↓
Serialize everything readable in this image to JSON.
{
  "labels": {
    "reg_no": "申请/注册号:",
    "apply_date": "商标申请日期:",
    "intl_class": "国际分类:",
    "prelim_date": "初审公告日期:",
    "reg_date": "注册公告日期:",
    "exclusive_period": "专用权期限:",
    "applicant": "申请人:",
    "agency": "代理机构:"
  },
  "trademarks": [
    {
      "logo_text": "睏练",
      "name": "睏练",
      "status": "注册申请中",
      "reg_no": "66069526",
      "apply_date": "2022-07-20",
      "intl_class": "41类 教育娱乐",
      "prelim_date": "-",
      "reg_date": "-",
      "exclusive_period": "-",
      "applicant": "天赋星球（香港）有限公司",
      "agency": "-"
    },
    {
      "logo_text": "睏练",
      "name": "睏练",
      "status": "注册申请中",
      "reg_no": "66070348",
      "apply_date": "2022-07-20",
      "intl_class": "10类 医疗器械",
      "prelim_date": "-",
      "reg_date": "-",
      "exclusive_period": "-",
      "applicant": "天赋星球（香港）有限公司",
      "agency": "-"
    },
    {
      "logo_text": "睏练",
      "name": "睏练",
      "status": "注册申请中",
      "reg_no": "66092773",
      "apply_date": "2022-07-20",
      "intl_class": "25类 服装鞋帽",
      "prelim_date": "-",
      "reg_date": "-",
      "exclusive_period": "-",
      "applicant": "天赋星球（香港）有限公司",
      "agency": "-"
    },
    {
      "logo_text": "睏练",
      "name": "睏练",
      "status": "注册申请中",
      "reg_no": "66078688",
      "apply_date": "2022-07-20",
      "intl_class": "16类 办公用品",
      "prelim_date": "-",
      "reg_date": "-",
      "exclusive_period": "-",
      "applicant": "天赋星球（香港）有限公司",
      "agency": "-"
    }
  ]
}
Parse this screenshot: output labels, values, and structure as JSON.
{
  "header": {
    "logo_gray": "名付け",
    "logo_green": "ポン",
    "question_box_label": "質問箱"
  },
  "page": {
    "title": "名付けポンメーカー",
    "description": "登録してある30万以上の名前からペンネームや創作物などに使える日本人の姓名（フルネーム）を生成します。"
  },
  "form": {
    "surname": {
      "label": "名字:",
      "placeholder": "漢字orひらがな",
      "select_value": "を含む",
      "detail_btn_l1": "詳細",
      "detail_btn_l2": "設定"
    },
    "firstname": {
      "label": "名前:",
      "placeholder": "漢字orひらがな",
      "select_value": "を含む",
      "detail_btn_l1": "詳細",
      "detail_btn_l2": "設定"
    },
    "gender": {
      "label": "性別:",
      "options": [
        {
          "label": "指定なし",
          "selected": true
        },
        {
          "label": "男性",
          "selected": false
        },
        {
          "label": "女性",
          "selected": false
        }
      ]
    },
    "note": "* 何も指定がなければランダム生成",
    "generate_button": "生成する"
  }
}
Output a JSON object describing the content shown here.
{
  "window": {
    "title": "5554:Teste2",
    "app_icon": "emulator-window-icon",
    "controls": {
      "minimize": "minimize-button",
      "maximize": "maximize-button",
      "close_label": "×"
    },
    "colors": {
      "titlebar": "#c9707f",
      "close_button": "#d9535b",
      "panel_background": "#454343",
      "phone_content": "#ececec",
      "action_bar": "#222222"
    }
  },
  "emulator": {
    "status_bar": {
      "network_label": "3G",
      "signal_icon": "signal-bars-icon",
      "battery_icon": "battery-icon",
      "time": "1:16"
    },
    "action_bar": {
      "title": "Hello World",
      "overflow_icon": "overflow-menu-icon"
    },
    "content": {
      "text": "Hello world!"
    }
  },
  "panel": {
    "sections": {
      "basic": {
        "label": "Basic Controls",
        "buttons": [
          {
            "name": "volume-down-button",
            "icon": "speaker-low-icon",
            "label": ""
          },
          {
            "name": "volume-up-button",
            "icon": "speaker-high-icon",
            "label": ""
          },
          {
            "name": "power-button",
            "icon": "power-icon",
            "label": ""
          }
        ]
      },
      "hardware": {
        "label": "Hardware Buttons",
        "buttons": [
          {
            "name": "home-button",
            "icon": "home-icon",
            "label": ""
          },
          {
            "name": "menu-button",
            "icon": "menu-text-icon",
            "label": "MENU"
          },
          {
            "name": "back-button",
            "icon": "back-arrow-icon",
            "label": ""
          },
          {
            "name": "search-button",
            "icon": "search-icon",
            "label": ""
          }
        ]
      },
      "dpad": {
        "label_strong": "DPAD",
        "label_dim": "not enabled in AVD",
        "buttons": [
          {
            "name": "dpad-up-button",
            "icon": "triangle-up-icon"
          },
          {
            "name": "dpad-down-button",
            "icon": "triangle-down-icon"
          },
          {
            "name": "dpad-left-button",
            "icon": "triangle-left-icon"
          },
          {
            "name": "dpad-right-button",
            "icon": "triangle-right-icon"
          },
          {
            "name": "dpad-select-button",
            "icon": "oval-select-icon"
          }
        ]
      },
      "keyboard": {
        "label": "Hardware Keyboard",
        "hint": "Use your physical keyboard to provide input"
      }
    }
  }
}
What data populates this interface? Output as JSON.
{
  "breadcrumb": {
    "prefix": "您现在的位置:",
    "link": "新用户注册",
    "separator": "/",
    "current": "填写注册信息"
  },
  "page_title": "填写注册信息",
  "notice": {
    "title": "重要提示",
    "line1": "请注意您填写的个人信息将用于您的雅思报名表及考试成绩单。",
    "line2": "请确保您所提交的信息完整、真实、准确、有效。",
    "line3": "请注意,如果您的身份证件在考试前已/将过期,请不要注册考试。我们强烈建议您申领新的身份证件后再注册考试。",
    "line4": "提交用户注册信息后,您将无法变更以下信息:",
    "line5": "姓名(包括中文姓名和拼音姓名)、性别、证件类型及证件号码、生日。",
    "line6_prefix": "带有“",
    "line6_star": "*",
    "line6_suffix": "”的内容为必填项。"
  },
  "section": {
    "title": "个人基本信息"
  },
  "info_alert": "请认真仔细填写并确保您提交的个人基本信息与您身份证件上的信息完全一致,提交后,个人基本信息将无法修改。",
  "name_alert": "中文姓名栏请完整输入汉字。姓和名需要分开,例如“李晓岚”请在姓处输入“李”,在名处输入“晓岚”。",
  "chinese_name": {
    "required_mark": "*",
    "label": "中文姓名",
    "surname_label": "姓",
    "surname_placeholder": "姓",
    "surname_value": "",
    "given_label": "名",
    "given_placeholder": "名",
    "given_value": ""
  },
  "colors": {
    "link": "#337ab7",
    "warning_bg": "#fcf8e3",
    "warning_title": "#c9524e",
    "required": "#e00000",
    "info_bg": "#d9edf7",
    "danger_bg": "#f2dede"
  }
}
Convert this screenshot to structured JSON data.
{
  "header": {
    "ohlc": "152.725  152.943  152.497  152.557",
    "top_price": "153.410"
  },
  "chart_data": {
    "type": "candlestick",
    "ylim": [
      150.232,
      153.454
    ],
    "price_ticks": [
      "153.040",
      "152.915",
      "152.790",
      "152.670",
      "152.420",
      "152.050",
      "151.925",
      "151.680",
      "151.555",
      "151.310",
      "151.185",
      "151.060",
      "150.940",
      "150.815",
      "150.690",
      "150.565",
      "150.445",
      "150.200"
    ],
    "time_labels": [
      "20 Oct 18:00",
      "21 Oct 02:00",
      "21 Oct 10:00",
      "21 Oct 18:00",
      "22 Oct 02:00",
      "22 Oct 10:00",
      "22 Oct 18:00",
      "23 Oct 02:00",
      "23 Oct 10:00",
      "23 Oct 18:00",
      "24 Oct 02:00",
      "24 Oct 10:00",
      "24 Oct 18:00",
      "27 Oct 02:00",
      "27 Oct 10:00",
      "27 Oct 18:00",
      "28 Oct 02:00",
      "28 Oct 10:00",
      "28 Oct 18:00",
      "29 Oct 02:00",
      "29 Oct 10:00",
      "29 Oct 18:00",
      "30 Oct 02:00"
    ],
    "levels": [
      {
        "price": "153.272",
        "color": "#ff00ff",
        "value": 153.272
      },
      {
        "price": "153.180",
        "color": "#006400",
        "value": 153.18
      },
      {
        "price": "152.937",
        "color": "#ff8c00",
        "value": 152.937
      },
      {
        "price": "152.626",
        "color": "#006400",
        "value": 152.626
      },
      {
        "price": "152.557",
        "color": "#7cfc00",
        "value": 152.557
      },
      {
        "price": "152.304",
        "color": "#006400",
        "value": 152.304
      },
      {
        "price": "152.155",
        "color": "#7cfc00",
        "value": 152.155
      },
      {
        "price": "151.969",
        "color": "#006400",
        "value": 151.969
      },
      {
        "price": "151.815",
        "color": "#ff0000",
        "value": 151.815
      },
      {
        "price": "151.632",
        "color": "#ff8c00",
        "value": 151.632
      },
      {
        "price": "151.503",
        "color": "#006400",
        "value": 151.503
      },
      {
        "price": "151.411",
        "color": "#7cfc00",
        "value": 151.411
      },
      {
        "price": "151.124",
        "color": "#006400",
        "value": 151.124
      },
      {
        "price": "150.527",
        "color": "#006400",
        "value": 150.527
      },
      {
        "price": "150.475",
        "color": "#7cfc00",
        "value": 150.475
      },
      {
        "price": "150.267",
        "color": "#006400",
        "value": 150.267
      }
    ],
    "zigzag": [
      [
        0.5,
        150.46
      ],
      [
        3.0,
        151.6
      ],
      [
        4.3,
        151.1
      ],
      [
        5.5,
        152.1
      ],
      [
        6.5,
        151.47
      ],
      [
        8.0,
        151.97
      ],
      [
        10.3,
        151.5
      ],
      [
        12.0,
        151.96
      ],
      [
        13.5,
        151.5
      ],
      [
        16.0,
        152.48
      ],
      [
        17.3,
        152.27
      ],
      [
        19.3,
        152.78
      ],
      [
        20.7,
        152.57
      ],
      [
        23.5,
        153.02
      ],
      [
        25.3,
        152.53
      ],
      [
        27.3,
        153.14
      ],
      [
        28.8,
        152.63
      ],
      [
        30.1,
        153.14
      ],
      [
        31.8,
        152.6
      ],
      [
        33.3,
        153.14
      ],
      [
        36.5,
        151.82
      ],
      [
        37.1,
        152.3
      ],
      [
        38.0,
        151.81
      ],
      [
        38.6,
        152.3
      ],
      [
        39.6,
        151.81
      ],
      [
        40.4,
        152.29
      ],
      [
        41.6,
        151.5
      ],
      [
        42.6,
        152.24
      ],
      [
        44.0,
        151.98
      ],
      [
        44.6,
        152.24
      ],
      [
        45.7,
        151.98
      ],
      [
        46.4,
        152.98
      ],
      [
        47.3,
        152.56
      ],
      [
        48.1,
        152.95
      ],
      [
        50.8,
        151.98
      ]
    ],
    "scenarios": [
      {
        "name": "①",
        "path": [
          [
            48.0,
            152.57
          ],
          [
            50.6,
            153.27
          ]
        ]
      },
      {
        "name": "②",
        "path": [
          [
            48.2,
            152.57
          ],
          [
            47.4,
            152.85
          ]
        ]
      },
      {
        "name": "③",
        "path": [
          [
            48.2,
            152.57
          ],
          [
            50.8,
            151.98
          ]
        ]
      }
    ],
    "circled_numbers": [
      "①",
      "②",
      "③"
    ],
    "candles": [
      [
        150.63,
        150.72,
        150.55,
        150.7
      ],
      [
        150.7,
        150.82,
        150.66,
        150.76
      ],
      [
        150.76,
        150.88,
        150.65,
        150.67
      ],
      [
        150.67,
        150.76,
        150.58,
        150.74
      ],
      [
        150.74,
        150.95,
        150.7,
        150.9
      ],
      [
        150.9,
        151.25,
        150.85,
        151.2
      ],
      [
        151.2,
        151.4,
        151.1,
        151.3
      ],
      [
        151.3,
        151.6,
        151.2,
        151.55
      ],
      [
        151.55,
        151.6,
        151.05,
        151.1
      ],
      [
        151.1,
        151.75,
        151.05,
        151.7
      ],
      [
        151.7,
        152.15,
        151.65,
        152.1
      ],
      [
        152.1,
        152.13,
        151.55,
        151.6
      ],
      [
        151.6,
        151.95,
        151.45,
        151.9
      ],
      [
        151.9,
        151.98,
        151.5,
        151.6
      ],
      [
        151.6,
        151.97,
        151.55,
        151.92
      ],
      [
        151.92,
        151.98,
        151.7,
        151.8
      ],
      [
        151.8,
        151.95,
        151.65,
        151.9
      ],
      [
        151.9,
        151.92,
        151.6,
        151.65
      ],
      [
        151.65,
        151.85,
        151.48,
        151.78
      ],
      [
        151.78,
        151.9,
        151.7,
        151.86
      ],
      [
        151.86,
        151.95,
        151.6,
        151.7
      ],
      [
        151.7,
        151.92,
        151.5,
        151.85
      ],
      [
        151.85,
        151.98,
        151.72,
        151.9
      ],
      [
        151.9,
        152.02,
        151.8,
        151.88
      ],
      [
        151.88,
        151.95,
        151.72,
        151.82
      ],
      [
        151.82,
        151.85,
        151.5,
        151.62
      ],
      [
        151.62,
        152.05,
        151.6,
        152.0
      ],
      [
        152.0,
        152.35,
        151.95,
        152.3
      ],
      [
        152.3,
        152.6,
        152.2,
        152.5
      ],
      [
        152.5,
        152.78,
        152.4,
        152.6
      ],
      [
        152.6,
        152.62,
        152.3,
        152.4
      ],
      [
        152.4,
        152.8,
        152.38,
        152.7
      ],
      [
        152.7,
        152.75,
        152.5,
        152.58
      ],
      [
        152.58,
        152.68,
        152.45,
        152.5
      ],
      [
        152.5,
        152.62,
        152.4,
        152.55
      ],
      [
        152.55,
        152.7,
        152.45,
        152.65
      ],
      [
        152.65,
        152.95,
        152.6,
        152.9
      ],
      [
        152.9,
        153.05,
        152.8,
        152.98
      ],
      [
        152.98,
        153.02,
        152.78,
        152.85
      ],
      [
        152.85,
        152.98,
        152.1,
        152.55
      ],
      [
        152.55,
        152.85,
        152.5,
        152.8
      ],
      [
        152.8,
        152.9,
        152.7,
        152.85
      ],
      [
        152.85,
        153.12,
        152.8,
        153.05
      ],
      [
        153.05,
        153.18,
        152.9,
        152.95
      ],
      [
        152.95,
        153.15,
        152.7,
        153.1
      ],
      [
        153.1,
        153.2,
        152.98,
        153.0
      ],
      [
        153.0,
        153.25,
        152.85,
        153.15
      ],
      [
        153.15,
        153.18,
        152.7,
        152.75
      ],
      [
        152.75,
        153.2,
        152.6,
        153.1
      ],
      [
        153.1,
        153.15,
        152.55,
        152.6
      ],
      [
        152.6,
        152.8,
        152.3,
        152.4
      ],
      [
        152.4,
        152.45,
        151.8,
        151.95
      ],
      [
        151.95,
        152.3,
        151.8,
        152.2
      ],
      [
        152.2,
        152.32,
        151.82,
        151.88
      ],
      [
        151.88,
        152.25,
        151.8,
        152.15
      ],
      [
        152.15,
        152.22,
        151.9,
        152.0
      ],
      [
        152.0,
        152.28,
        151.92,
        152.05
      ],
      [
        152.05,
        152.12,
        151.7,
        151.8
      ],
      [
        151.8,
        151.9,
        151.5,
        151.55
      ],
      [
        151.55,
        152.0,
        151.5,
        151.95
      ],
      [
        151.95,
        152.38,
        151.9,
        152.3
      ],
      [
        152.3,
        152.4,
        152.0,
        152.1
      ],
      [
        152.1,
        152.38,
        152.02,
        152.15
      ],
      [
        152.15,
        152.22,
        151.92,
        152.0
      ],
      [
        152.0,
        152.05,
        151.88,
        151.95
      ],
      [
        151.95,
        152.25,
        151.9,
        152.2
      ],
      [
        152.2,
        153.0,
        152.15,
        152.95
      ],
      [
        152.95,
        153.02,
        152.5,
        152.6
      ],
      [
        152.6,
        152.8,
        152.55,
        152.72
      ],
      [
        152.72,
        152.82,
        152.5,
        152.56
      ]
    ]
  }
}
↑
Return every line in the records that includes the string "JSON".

Serialize everything readable in this image to JSON.
Parse this screenshot: output labels, values, and structure as JSON.
Output a JSON object describing the content shown here.
What data populates this interface? Output as JSON.
Convert this screenshot to structured JSON data.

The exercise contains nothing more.